Ram ended up making another birdie for a 10-under 63 and two-shot victory over Morikawa (72), who went from an emphatic win to a footnote in PGA Tour history as the ninth player to lose a six-shot lead. Go to the final round.
“It will hurt but I have to get over it because we are still in the early stages of the season,” Morikawa said.
So he kicked off a bold new year for the PGA Tour’s soaring championships averaging $20 million in prize money in an effort to bring together the best of the often and reward them amidst the Saudi-funded LIV Golf Challenge.
The Ram is riding a big wave, winning for the third time in its past five World Championship matches.
“In my opinion, since August I feel like the best player in the world,” he said.
For Morikawa, it was an epic erasure even by Maui standards.
He was still three shots ahead when he shot a 25-yard bunker over the 14th green and made it bogey. On the 5th and 13th of a par 5, his five woods spilled right enough to go downhill and let his dreaded slash, up the hill with the mighty grain of grass in it. He muted the slide and took a bogey. And then on the 16th his wedge wasn’t long enough and he rolled off the false front of the green 70 feet from the pin for a third straight bogey.

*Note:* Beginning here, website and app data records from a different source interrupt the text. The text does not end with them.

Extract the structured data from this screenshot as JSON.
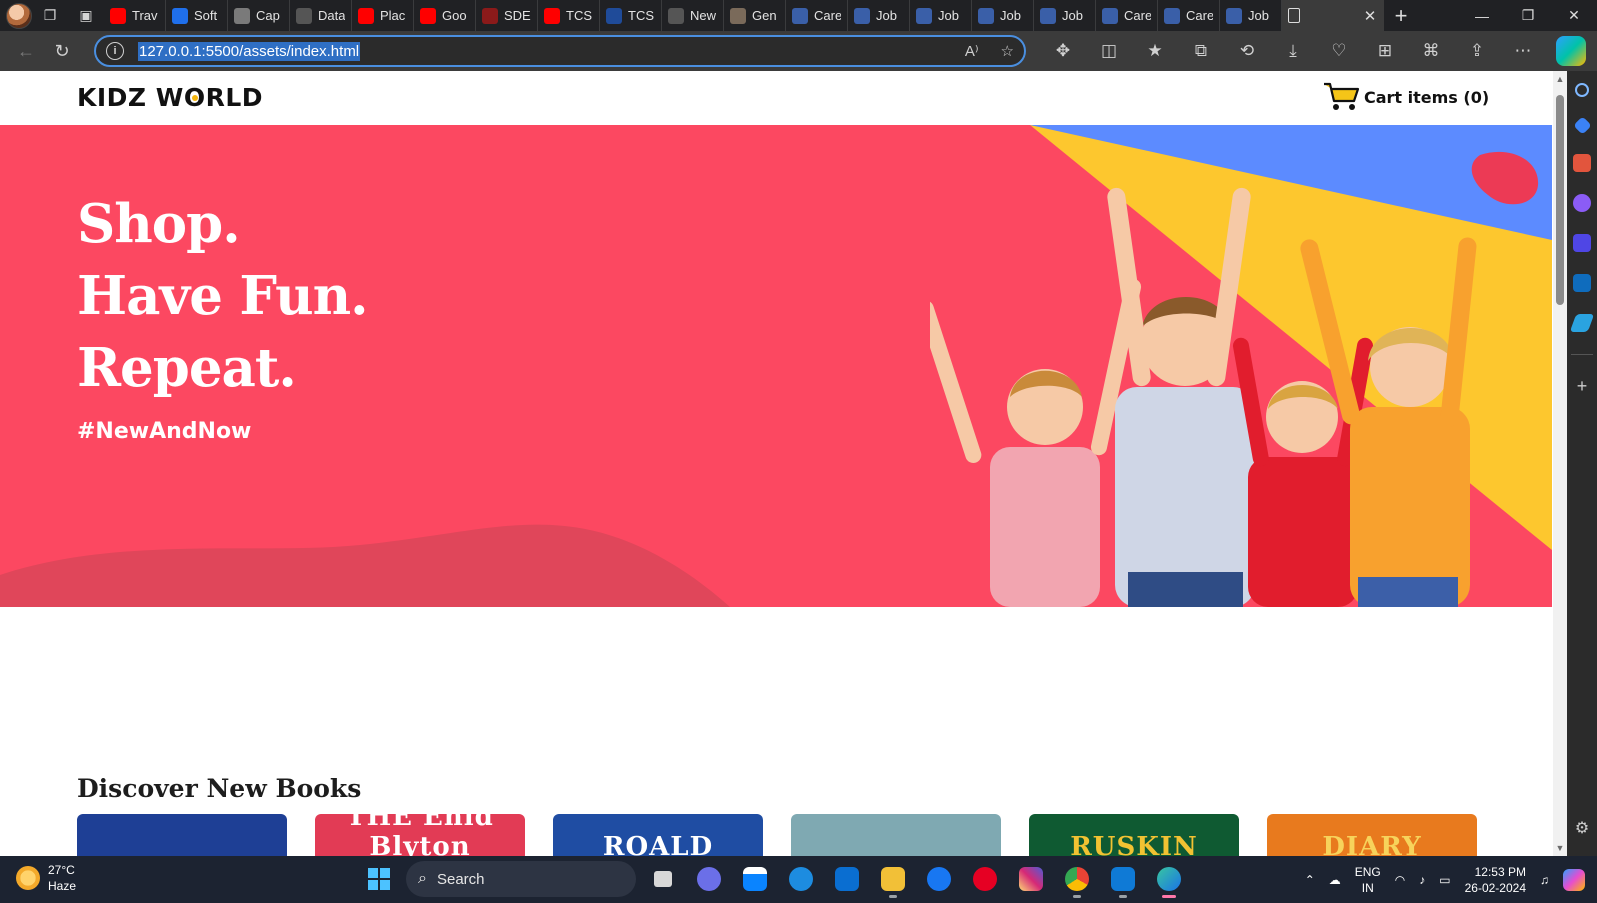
{
  "browser": {
    "tabs": [
      {
        "label": "Trav",
        "favicon": "youtube-icon",
        "color": "#ff0000"
      },
      {
        "label": "Soft",
        "favicon": "s-logo-icon",
        "color": "#1f6feb"
      },
      {
        "label": "Cap",
        "favicon": "wordpress-icon",
        "color": "#7a7a7a"
      },
      {
        "label": "Data",
        "favicon": "circle-logo-icon",
        "color": "#555555"
      },
      {
        "label": "Plac",
        "favicon": "youtube-icon",
        "color": "#ff0000"
      },
      {
        "label": "Goo",
        "favicon": "youtube-icon",
        "color": "#ff0000"
      },
      {
        "label": "SDE",
        "favicon": "tuf-icon",
        "color": "#8b1a1a"
      },
      {
        "label": "TCS",
        "favicon": "youtube-icon",
        "color": "#ff0000"
      },
      {
        "label": "TCS",
        "favicon": "power-icon",
        "color": "#1f4b99"
      },
      {
        "label": "New",
        "favicon": "newtab-icon",
        "color": "#555555"
      },
      {
        "label": "Gen",
        "favicon": "image-icon",
        "color": "#7a6a5a"
      },
      {
        "label": "Care",
        "favicon": "brand-c-icon",
        "color": "#3a5fa8"
      },
      {
        "label": "Job",
        "favicon": "brand-c-icon",
        "color": "#3a5fa8"
      },
      {
        "label": "Job",
        "favicon": "brand-c-icon",
        "color": "#3a5fa8"
      },
      {
        "label": "Job",
        "favicon": "brand-c-icon",
        "color": "#3a5fa8"
      },
      {
        "label": "Job",
        "favicon": "brand-c-icon",
        "color": "#3a5fa8"
      },
      {
        "label": "Care",
        "favicon": "brand-c-icon",
        "color": "#3a5fa8"
      },
      {
        "label": "Care",
        "favicon": "brand-c-icon",
        "color": "#3a5fa8"
      },
      {
        "label": "Job",
        "favicon": "brand-c-icon",
        "color": "#3a5fa8"
      }
    ],
    "active_tab_icon": "page-icon",
    "url": "127.0.0.1:5500/assets/index.html",
    "read_aloud_label": "A⁾"
  },
  "site": {
    "logo_part1": "KIDZ W",
    "logo_o": "O",
    "logo_part2": "RLD",
    "cart_label": "Cart items (0)",
    "hero": {
      "line1": "Shop.",
      "line2": "Have Fun.",
      "line3": "Repeat.",
      "tag": "#NewAndNow",
      "bg_color": "#fc4861"
    },
    "section_title": "Discover New Books",
    "books": [
      {
        "label": "",
        "bg": "#1e3f95",
        "fg": "#ffffff"
      },
      {
        "label": "THE  Enid Blyton",
        "bg": "#e23b55",
        "fg": "#ffffff"
      },
      {
        "label": "ROALD",
        "bg": "#1f4da3",
        "fg": "#ffffff"
      },
      {
        "label": "",
        "bg": "#7fa9b2",
        "fg": "#ffffff"
      },
      {
        "label": "RUSKIN",
        "bg": "#0f5a32",
        "fg": "#f2c232"
      },
      {
        "label": "DIARY",
        "bg": "#e87a1e",
        "fg": "#f7d35b"
      }
    ]
  },
  "taskbar": {
    "temperature": "27°C",
    "condition": "Haze",
    "search_label": "Search",
    "language": "ENG",
    "region": "IN",
    "time": "12:53 PM",
    "date": "26-02-2024"
  }
}
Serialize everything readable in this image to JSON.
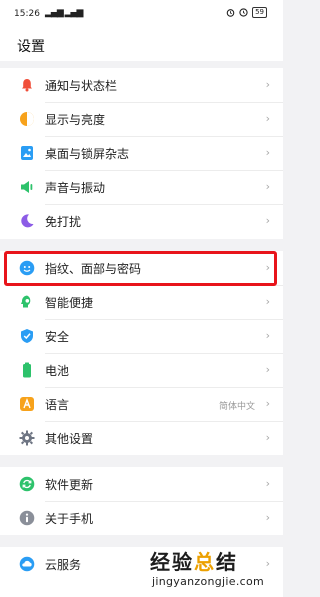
{
  "status_bar": {
    "time": "15:26",
    "signal": "▂▄▆ ▂▄▆",
    "battery": "59"
  },
  "header": {
    "title": "设置"
  },
  "groups": [
    {
      "items": [
        {
          "label": "通知与状态栏",
          "icon": "bell-icon",
          "color": "#f04e39"
        },
        {
          "label": "显示与亮度",
          "icon": "brightness-icon",
          "color": "#f7a21b"
        },
        {
          "label": "桌面与锁屏杂志",
          "icon": "wallpaper-icon",
          "color": "#2a9df4"
        },
        {
          "label": "声音与振动",
          "icon": "speaker-icon",
          "color": "#2dc26b"
        },
        {
          "label": "免打扰",
          "icon": "moon-icon",
          "color": "#8c5ce6"
        }
      ]
    },
    {
      "items": [
        {
          "label": "指纹、面部与密码",
          "icon": "face-icon",
          "color": "#2a9df4"
        },
        {
          "label": "智能便捷",
          "icon": "smart-assist-icon",
          "color": "#2dc26b"
        },
        {
          "label": "安全",
          "icon": "shield-icon",
          "color": "#2a9df4"
        },
        {
          "label": "电池",
          "icon": "battery-icon",
          "color": "#2dc26b"
        },
        {
          "label": "语言",
          "icon": "language-icon",
          "color": "#f7a21b",
          "value": "简体中文"
        },
        {
          "label": "其他设置",
          "icon": "gear-icon",
          "color": "#6e7583"
        }
      ]
    },
    {
      "items": [
        {
          "label": "软件更新",
          "icon": "update-icon",
          "color": "#2dc26b"
        },
        {
          "label": "关于手机",
          "icon": "info-icon",
          "color": "#8a8f99"
        }
      ]
    },
    {
      "items": [
        {
          "label": "云服务",
          "icon": "cloud-icon",
          "color": "#2a9df4"
        }
      ]
    }
  ],
  "chevron": "›",
  "watermark": {
    "logo_main": "经验",
    "logo_accent": "总",
    "logo_end": "结",
    "url": "jingyanzongjie.com"
  }
}
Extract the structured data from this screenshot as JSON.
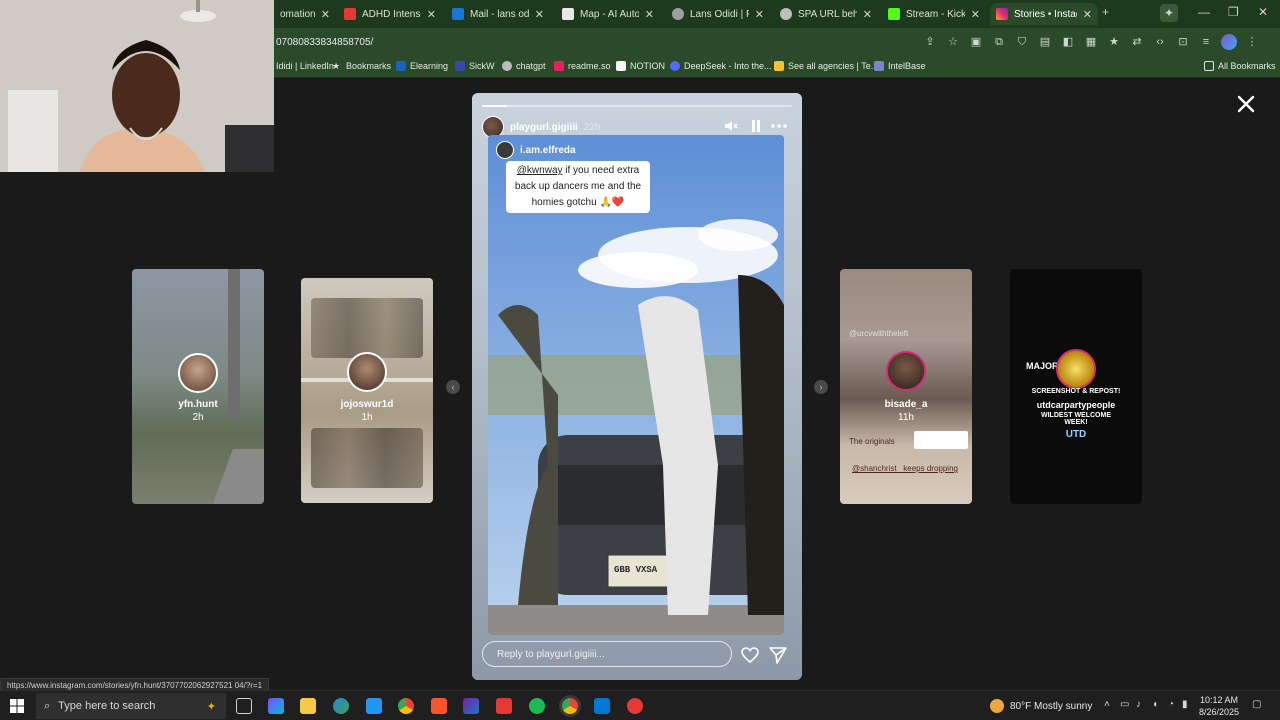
{
  "browser": {
    "tabs": [
      {
        "title": "omation A",
        "active": false,
        "icon": "generic-tab-icon",
        "color": "#4a6fa5"
      },
      {
        "title": "ADHD Intense R",
        "active": false,
        "icon": "youtube-icon",
        "color": "#e53935"
      },
      {
        "title": "Mail - lans odidi",
        "active": false,
        "icon": "outlook-icon",
        "color": "#1976d2"
      },
      {
        "title": "Map - AI Automa",
        "active": false,
        "icon": "sk-icon",
        "color": "#e8e8e8"
      },
      {
        "title": "Lans Odidi | Port",
        "active": false,
        "icon": "globe-icon",
        "color": "#9e9e9e"
      },
      {
        "title": "SPA URL behavio",
        "active": false,
        "icon": "chatgpt-icon",
        "color": "#bdbdbd"
      },
      {
        "title": "Stream - Kick Da",
        "active": false,
        "icon": "kick-icon",
        "color": "#53fc18"
      },
      {
        "title": "Stories • Instagra",
        "active": true,
        "icon": "instagram-icon",
        "color": "#e1306c"
      }
    ],
    "url": "07080833834858705/",
    "bookmarks": [
      {
        "label": "Ididi | LinkedIn",
        "color": "#0a66c2"
      },
      {
        "label": "Bookmarks",
        "color": "#e0e0e0"
      },
      {
        "label": "Elearning",
        "color": "#1565c0"
      },
      {
        "label": "SickW",
        "color": "#3949ab"
      },
      {
        "label": "chatgpt",
        "color": "#bdbdbd"
      },
      {
        "label": "readme.so",
        "color": "#e91e63"
      },
      {
        "label": "NOTION",
        "color": "#f5f5f5"
      },
      {
        "label": "DeepSeek - Into the...",
        "color": "#4d6bfe"
      },
      {
        "label": "See all agencies | Te...",
        "color": "#fbc02d"
      },
      {
        "label": "IntelBase",
        "color": "#7986cb"
      }
    ],
    "all_bookmarks": "All Bookmarks",
    "status_url": "https://www.instagram.com/stories/yfn.hunt/3707702062927521 04/?r=1"
  },
  "stories": {
    "left": [
      {
        "username": "yfn.hunt",
        "time": "2h"
      },
      {
        "username": "jojoswur1d",
        "time": "1h"
      }
    ],
    "right": [
      {
        "username": "bisade_a",
        "time": "11h",
        "overlay_top": "@urcvwiththeleft",
        "overlay_mid": "The originals",
        "overlay_bottom": "@shanchrist_ keeps dropping"
      },
      {
        "username": "utdcarpartypeople",
        "time": "",
        "line1": "MAJOR ALERT!",
        "line2": "SCREENSHOT & REPOST!",
        "line3": "WILDEST WELCOME WEEK!",
        "line4": "UTD"
      }
    ],
    "main": {
      "username": "playgurl.gigiiii",
      "time": "22h",
      "progress": 0.08,
      "reposted_from": "i.am.elfreda",
      "caption_mention": "@kwnway",
      "caption_text": " if you need extra back up dancers me and the homies gotchu 🙏❤️",
      "reply_placeholder": "Reply to playgurl.gigiiii...",
      "plate": "GBB VXSA"
    }
  },
  "taskbar": {
    "search_placeholder": "Type here to search",
    "weather_temp": "80°F",
    "weather_desc": "Mostly sunny",
    "time": "10:12 AM",
    "date": "8/26/2025"
  }
}
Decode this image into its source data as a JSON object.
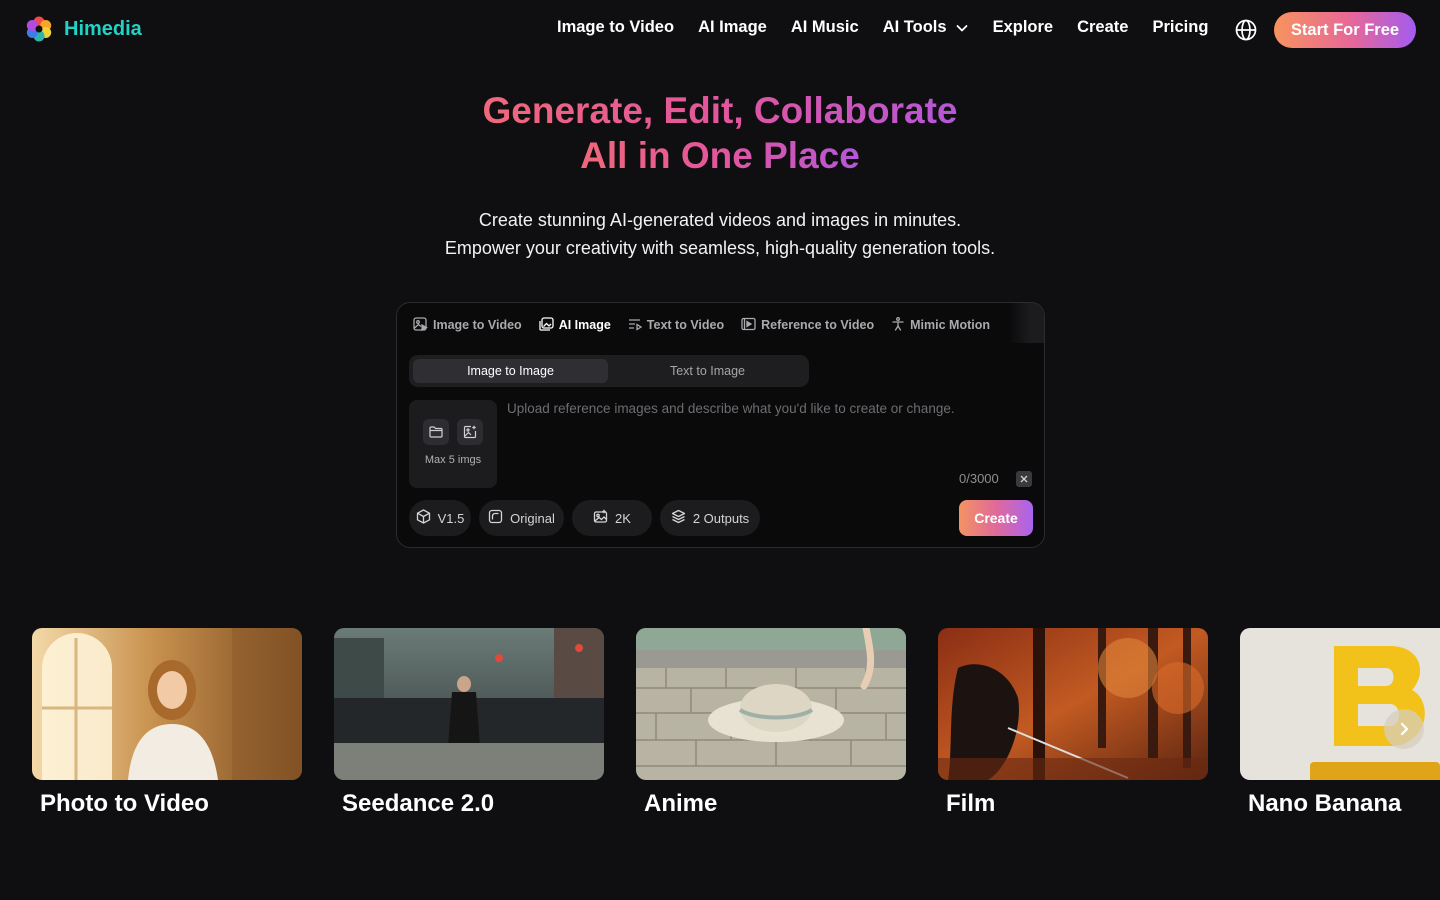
{
  "header": {
    "brand": "Himedia",
    "nav": [
      "Image to Video",
      "AI Image",
      "AI Music",
      "AI Tools",
      "Explore",
      "Create",
      "Pricing"
    ],
    "cta": "Start For Free",
    "icons": {
      "logo": "flower-logo",
      "globe": "globe-icon",
      "dropdown": "chevron-down-icon"
    }
  },
  "hero": {
    "title_line1": "Generate, Edit, Collaborate",
    "title_line2": "All in One Place",
    "subtitle_line1": "Create stunning AI-generated videos and images in minutes.",
    "subtitle_line2": "Empower your creativity with seamless, high-quality generation tools."
  },
  "panel": {
    "tabs": [
      {
        "label": "Image to Video",
        "icon": "image-video-icon",
        "active": false
      },
      {
        "label": "AI Image",
        "icon": "ai-image-icon",
        "active": true
      },
      {
        "label": "Text to Video",
        "icon": "text-video-icon",
        "active": false
      },
      {
        "label": "Reference to Video",
        "icon": "reference-video-icon",
        "active": false
      },
      {
        "label": "Mimic Motion",
        "icon": "person-motion-icon",
        "active": false
      }
    ],
    "modes": [
      "Image to Image",
      "Text to Image"
    ],
    "active_mode": "Image to Image",
    "upload_label": "Max 5 imgs",
    "prompt_placeholder": "Upload reference images and describe what you'd like to create or change.",
    "prompt_value": "",
    "counter": "0/3000",
    "chips": {
      "model": "V1.5",
      "ratio": "Original",
      "resolution": "2K",
      "outputs": "2 Outputs"
    },
    "create_label": "Create"
  },
  "cards": [
    {
      "title": "Photo to Video"
    },
    {
      "title": "Seedance 2.0"
    },
    {
      "title": "Anime"
    },
    {
      "title": "Film"
    },
    {
      "title": "Nano Banana"
    }
  ],
  "colors": {
    "brand": "#22d3c5",
    "background": "#0f0f11",
    "gradient_start": "#f7935e",
    "gradient_mid": "#e6679a",
    "gradient_end": "#a35cf0"
  }
}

“He’s still shooting 63,” Morikawa said. “He definitely made birdies when he needed to. But I also made the bogey. When you get a bogey at that time of the tournament, it’s expensive. I definitely felt the weight of that.”
He ended up tying the PGA Tour record for the most 54-hole loss in six shots. Eight other players have recently done so Scotty Scheffler Tour Championship last year. This event has an amazing start to par based on the FedEx Cup standings. The last occasion was to play the regular stroke Dustin Johnson In 2017 at the HSBC Champions in Shanghai.
He also became the first player in tour history to enter the final round with 6 or more strokes, shooting par in the final round and fail to win the event, according to ESPN Stats & Information Research.
Morikawa looked in shock as he walked down the 17th fairway, leading as many as seven shots through the final round and suddenly finding himself two shots behind and losing hope.
Ram was also surprised. He knew he was back in the game, and as he was walking down the 17th lane and looking at the video board, he saw his image on the screen with a “1” next to his position – not even a “T1” for the tie signal.
Ram said he looked at the can Adam Hayes and said, “What’s going on?”
It was Morikawa’s second collapse in just over a year. Close 2021 at Challenge the world of the hero He has a five-shot lead with a chance of reaching No. 1 in the world with a victory. He shot 76 and finished fifth.
Masters champ Scheffler gets a chance to return to No. 1 this week if he finishes in a two-way tie for third or better. He had to settle for 70 and tied for seventh.
The Ram finished at 27-under-265, which was a small measure of salvation. Last year he finished at 33-under-par at Kapalua, a PGA Tour record that lasted just a few seconds. Cameron Smith He finished 34th under one win short.
Ram is now under 60 in his previous two matches in Kapalua. The win was his ninth on the PGA Tour and 17th globally, and confirms he will return to Maui to start 2024.
He won $2.7 million of the $15 million purse at Kapalua, the first of the “high” events on the PGA Tour schedule. He also earned 25% of Player Impact bonus money – he finished 5th in PIP for $6 million.
The Spaniard has now won in each of his seven full years on the PGA.
Tom Hogg He has 64 and tied for third with Max Homa (66). Hoge headed to the airport to go to Los Angeles to watch his school, TCU, play in the College Football Playoff National Championship against Georgia. Then Hoge will return to Hawai’i for the Sony Open.
Information from the Associated Press is used in this report.